Well, it happened — FaceBook is now open to anyone and everyone through the new regional networks feature.Â When I logged in today I was greeted with an opportunity to invite anyone into the FB.
This was bound to happen.Â I think I know how students will react to it.Â On one hand you know it is going to blow the doors off the place in terms of new users … on the other it is going to piss a whole hell of a lot of people off.Â The second thing I noticed was an invitation to join a new group … “Students against Facebook opening to EVERYONE!!!”Â If you didn’t notice that was three exclamation points there …
Last year at the 2006 TLT Symposium here at PSU we had a student panel and the FB was a major part of the conversation.Â Students were very clear that they liked it becasue it belonged to them — not the University and certainly not to anyone outside their network.Â This changes all that.Â I am just going to sit back and watch as you know there will be some sort of backlash … I think we can all remember their last big set of added features.Â What will this mean to the FB on our campus?Â I think it will expand it, but this is one of those tipping points where things are never the same.Â Will students think differently about how they use the FB?Â Time will tell.
In light of the recent FaceBook craziness I have been telling anyone who will listen that the community will regain control over the insanity … today, FB decided it was time to listen to their community and made some changes. This all looks to me like a huge moment in the web 2.0 space — people have a voice, they will use it, and they will protect what is important to them. There is a lesson here folks … don’t piss on the digital herd and whatever you do don’t make a mistake when you are out in front — especially if your success is built around a vocal demographic.
On a related note, I wonder if Amazon would change their tune if all the Mac folks decided they were going to stop buying books (and all the other stuff they sell) because their new Unboxed service in not Mac friendly? Given the power of the blogosphere and the explosion of community this could be a reality. Say what you will about small Apple market share, but 5% of Amazon users would make a difference … it isn’t like it used to be when people just had to take whatever the big boys told them. We have a voice and we will stop showing up. I am not picking on Amazon per say, I am just saying that making big time service decisions aint what it used to be. Watch out, the times they are a changin’ (BTW, that isn’t my line).

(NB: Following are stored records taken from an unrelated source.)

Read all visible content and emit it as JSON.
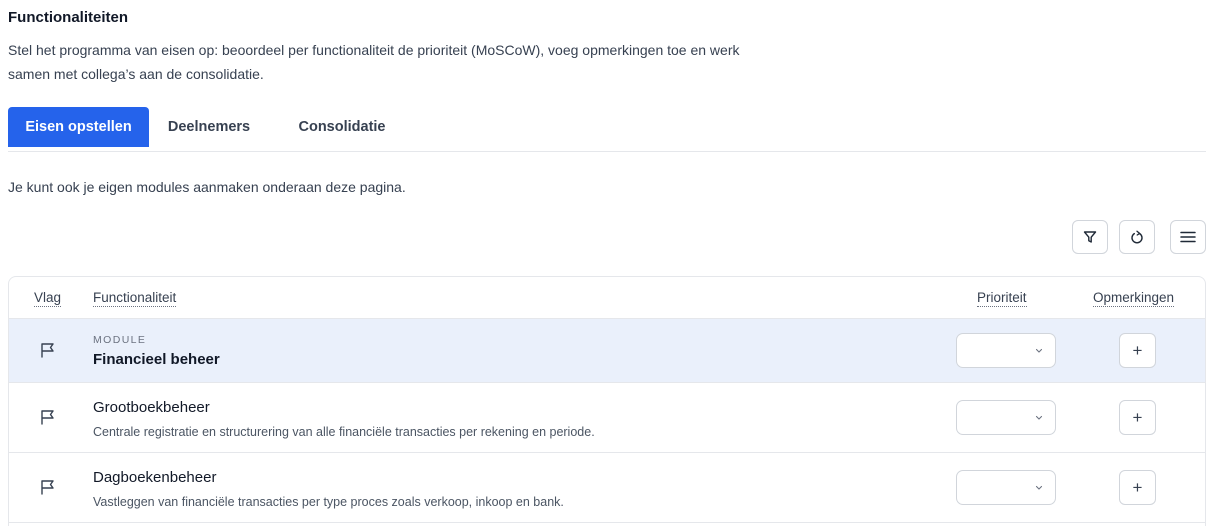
{
  "header": {
    "title": "Functionaliteiten",
    "intro": "Stel het programma van eisen op: beoordeel per functionaliteit de prioriteit (MoSCoW), voeg opmerkingen toe en werk samen met collega’s aan de consolidatie."
  },
  "tabs": [
    {
      "label": "Eisen opstellen",
      "active": true
    },
    {
      "label": "Deelnemers",
      "active": false
    },
    {
      "label": "Consolidatie",
      "active": false
    }
  ],
  "hint": "Je kunt ook je eigen modules aanmaken onderaan deze pagina.",
  "toolbar": {
    "icons": [
      "filter-icon",
      "reset-icon",
      "menu-icon"
    ]
  },
  "table": {
    "columns": {
      "flag": "Vlag",
      "functionality": "Functionaliteit",
      "priority": "Prioriteit",
      "remarks": "Opmerkingen"
    },
    "module": {
      "tag": "MODULE",
      "name": "Financieel beheer",
      "priority": ""
    },
    "rows": [
      {
        "name": "Grootboekbeheer",
        "description": "Centrale registratie en structurering van alle financiële transacties per rekening en periode.",
        "priority": ""
      },
      {
        "name": "Dagboekenbeheer",
        "description": "Vastleggen van financiële transacties per type proces zoals verkoop, inkoop en bank.",
        "priority": ""
      }
    ],
    "add_label": "+"
  },
  "colors": {
    "accent": "#2563eb",
    "module_row_bg": "#eaf0fb",
    "border": "#e5e7eb"
  }
}
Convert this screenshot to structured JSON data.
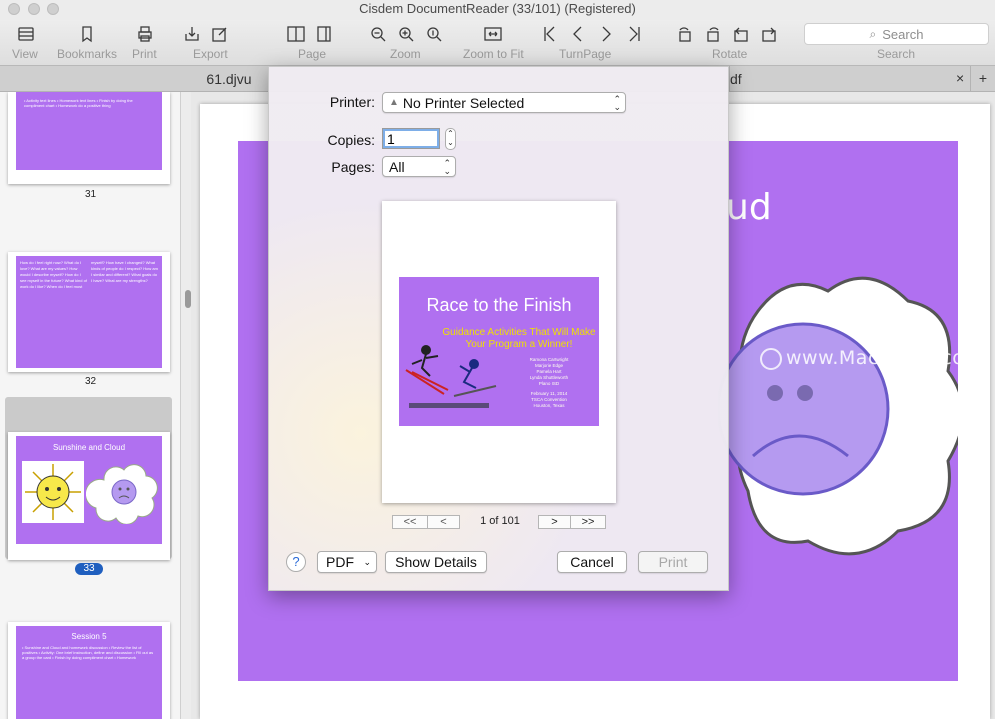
{
  "window": {
    "title": "Cisdem DocumentReader (33/101) (Registered)"
  },
  "toolbar": {
    "view": "View",
    "bookmarks": "Bookmarks",
    "print": "Print",
    "export": "Export",
    "page": "Page",
    "zoom": "Zoom",
    "zoom_to_fit": "Zoom to Fit",
    "turn_page": "TurnPage",
    "rotate": "Rotate",
    "search_label": "Search",
    "search_placeholder": "Search"
  },
  "tabs": {
    "tab1": "61.djvu",
    "tab2": "df",
    "close": "×",
    "add": "+"
  },
  "sidebar": {
    "pages": [
      "31",
      "32",
      "33"
    ],
    "thumb33_title": "Sunshine and Cloud",
    "thumb34_title": "Session 5"
  },
  "document": {
    "slide_title_partial": "ud"
  },
  "watermark": "www.MacDown.com",
  "print_dialog": {
    "printer_label": "Printer:",
    "printer_value": "No Printer Selected",
    "copies_label": "Copies:",
    "copies_value": "1",
    "pages_label": "Pages:",
    "pages_value": "All",
    "preview": {
      "title": "Race to the Finish",
      "subtitle": "Guidance Activities That Will Make Your Program a Winner!",
      "authors": [
        "Ramona Cartwright",
        "Marjorie Edge",
        "Pamela Hart",
        "Lynda Shuttleworth",
        "Plano ISD"
      ],
      "date_lines": [
        "February 11, 2014",
        "TSCA Convention",
        "Houston, Texas"
      ]
    },
    "pager": {
      "first": "<<",
      "prev": "<",
      "status": "1 of 101",
      "next": ">",
      "last": ">>"
    },
    "help": "?",
    "pdf": "PDF",
    "show_details": "Show Details",
    "cancel": "Cancel",
    "print": "Print"
  }
}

In the meantime, log into FB and update your privacy settings — I am sick of seeing all your changes.
I was talking with a student today and he was telling me how much FaceBook blew it with the new set of services they introduced a couple of days ago. I had actually logged into the FB just the other day and was sort of shocked to see the new feed feature running on my profile page. What was both interesting and a bit disconcerting was that I was able to see a whole bunch of information about all my friends and that my friends were able to see a whole bunch information about me. I thought, “I’m nit sure I want everyone to know that I just updated my music profile …” At that same time it was nice to see that one of my friends had gone from single to engaged for example.
When I listened to this student talk about how pissed everyone was I thought about a bunch of people sitting in a room making decisions for their audience … I’ve been in rooms like that, a group of people deciding on features we were convinced were the best thing to do only to find out the hard way we were wrong. I have been thinking about doing a real review of what has gone wrong with the FB’s latest moves but when I read Fred Stutzman’s post on his excellent blog Unit Structures this evening I just thought I’d point to the expert.
This post sums up the importance of the FaceBook API for the rest of the connected World. Now please understand that the author, Ethan Kaplan, is the Director of Technology for Warner Bros Records and his job is to create new and unique opportunities to help sell to the demographic we call
customers students. Things like this constantly remind me we should be really thinking about how we must consider our own taps into FB like spaces.
My good friend Brian Smith is going to try something a little different this semester — coordinate his course via FaceBook instead of PSU’s CMS, ANGEL. I am very interested in how this is going to shake down. Brian says he’ll be posting his thoughts during the semester over at his site. This could be interesting.
In a quick read of one of my new favorites, Fred Stutzman lays out some common sense advice for students’ use of the FaceBook. Just a good read — and if you are teaching in a place where students are using the FB, send them this link.